[Records from a data collection]
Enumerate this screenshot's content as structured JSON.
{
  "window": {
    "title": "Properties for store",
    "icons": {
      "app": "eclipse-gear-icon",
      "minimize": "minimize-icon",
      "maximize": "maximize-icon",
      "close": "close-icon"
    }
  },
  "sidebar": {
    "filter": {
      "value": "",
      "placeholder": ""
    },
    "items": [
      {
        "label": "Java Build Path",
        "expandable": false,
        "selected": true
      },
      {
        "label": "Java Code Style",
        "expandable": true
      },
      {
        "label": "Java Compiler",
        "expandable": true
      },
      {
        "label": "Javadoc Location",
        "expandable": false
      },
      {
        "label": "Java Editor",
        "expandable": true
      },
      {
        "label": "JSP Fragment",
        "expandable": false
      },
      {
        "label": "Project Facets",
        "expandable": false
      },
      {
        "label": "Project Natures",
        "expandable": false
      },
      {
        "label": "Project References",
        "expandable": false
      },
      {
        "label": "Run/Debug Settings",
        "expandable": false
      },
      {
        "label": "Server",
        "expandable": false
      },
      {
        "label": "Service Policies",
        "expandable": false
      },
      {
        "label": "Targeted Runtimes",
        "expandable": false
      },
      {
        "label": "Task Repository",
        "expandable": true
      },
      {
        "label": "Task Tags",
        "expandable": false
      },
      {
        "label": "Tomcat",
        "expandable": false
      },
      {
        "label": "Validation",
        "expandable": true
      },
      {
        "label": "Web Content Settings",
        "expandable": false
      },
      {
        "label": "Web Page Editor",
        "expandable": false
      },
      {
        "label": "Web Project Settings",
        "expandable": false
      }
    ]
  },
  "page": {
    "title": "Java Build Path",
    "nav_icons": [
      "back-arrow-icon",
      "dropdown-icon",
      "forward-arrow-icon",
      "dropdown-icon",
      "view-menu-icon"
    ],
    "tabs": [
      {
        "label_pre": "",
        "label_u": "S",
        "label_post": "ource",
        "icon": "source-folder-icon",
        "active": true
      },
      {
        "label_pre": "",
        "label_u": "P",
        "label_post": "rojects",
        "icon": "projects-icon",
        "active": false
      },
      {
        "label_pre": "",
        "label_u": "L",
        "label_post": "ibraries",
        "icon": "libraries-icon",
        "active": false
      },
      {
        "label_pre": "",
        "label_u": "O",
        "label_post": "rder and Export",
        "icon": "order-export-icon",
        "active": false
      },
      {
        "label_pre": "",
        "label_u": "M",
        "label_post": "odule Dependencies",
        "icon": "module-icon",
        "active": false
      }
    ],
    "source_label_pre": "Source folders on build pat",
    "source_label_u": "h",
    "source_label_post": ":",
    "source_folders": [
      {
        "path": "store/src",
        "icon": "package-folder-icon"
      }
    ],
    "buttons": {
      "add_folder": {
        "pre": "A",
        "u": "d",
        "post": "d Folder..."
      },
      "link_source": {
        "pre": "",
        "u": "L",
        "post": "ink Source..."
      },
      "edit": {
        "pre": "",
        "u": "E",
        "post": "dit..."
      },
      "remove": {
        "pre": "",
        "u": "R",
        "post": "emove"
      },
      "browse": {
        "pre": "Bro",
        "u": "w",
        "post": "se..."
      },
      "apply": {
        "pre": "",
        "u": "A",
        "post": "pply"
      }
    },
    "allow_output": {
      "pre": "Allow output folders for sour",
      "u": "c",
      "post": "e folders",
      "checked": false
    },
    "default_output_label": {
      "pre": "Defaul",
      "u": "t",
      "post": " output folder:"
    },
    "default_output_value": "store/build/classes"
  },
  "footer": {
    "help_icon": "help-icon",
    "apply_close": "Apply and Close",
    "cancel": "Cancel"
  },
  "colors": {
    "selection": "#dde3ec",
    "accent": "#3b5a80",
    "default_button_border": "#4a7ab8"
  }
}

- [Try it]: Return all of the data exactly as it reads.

- [Finished task]:
Enumerate this screenshot's content as structured JSON.
{
  "window": {
    "title": "Properties for store",
    "icons": {
      "app": "eclipse-gear-icon",
      "minimize": "minimize-icon",
      "maximize": "maximize-icon",
      "close": "close-icon"
    }
  },
  "sidebar": {
    "filter": {
      "value": "",
      "placeholder": ""
    },
    "items": [
      {
        "label": "Java Build Path",
        "expandable": false,
        "selected": true
      },
      {
        "label": "Java Code Style",
        "expandable": true
      },
      {
        "label": "Java Compiler",
        "expandable": true
      },
      {
        "label": "Javadoc Location",
        "expandable": false
      },
      {
        "label": "Java Editor",
        "expandable": true
      },
      {
        "label": "JSP Fragment",
        "expandable": false
      },
      {
        "label": "Project Facets",
        "expandable": false
      },
      {
        "label": "Project Natures",
        "expandable": false
      },
      {
        "label": "Project References",
        "expandable": false
      },
      {
        "label": "Run/Debug Settings",
        "expandable": false
      },
      {
        "label": "Server",
        "expandable": false
      },
      {
        "label": "Service Policies",
        "expandable": false
      },
      {
        "label": "Targeted Runtimes",
        "expandable": false
      },
      {
        "label": "Task Repository",
        "expandable": true
      },
      {
        "label": "Task Tags",
        "expandable": false
      },
      {
        "label": "Tomcat",
        "expandable": false
      },
      {
        "label": "Validation",
        "expandable": true
      },
      {
        "label": "Web Content Settings",
        "expandable": false
      },
      {
        "label": "Web Page Editor",
        "expandable": false
      },
      {
        "label": "Web Project Settings",
        "expandable": false
      }
    ]
  },
  "page": {
    "title": "Java Build Path",
    "nav_icons": [
      "back-arrow-icon",
      "dropdown-icon",
      "forward-arrow-icon",
      "dropdown-icon",
      "view-menu-icon"
    ],
    "tabs": [
      {
        "label_pre": "",
        "label_u": "S",
        "label_post": "ource",
        "icon": "source-folder-icon",
        "active": true
      },
      {
        "label_pre": "",
        "label_u": "P",
        "label_post": "rojects",
        "icon": "projects-icon",
        "active": false
      },
      {
        "label_pre": "",
        "label_u": "L",
        "label_post": "ibraries",
        "icon": "libraries-icon",
        "active": false
      },
      {
        "label_pre": "",
        "label_u": "O",
        "label_post": "rder and Export",
        "icon": "order-export-icon",
        "active": false
      },
      {
        "label_pre": "",
        "label_u": "M",
        "label_post": "odule Dependencies",
        "icon": "module-icon",
        "active": false
      }
    ],
    "source_label_pre": "Source folders on build pat",
    "source_label_u": "h",
    "source_label_post": ":",
    "source_folders": [
      {
        "path": "store/src",
        "icon": "package-folder-icon"
      }
    ],
    "buttons": {
      "add_folder": {
        "pre": "A",
        "u": "d",
        "post": "d Folder..."
      },
      "link_source": {
        "pre": "",
        "u": "L",
        "post": "ink Source..."
      },
      "edit": {
        "pre": "",
        "u": "E",
        "post": "dit..."
      },
      "remove": {
        "pre": "",
        "u": "R",
        "post": "emove"
      },
      "browse": {
        "pre": "Bro",
        "u": "w",
        "post": "se..."
      },
      "apply": {
        "pre": "",
        "u": "A",
        "post": "pply"
      }
    },
    "allow_output": {
      "pre": "Allow output folders for sour",
      "u": "c",
      "post": "e folders",
      "checked": false
    },
    "default_output_label": {
      "pre": "Defaul",
      "u": "t",
      "post": " output folder:"
    },
    "default_output_value": "store/build/classes"
  },
  "footer": {
    "help_icon": "help-icon",
    "apply_close": "Apply and Close",
    "cancel": "Cancel"
  },
  "colors": {
    "selection": "#dde3ec",
    "accent": "#3b5a80",
    "default_button_border": "#4a7ab8"
  }
}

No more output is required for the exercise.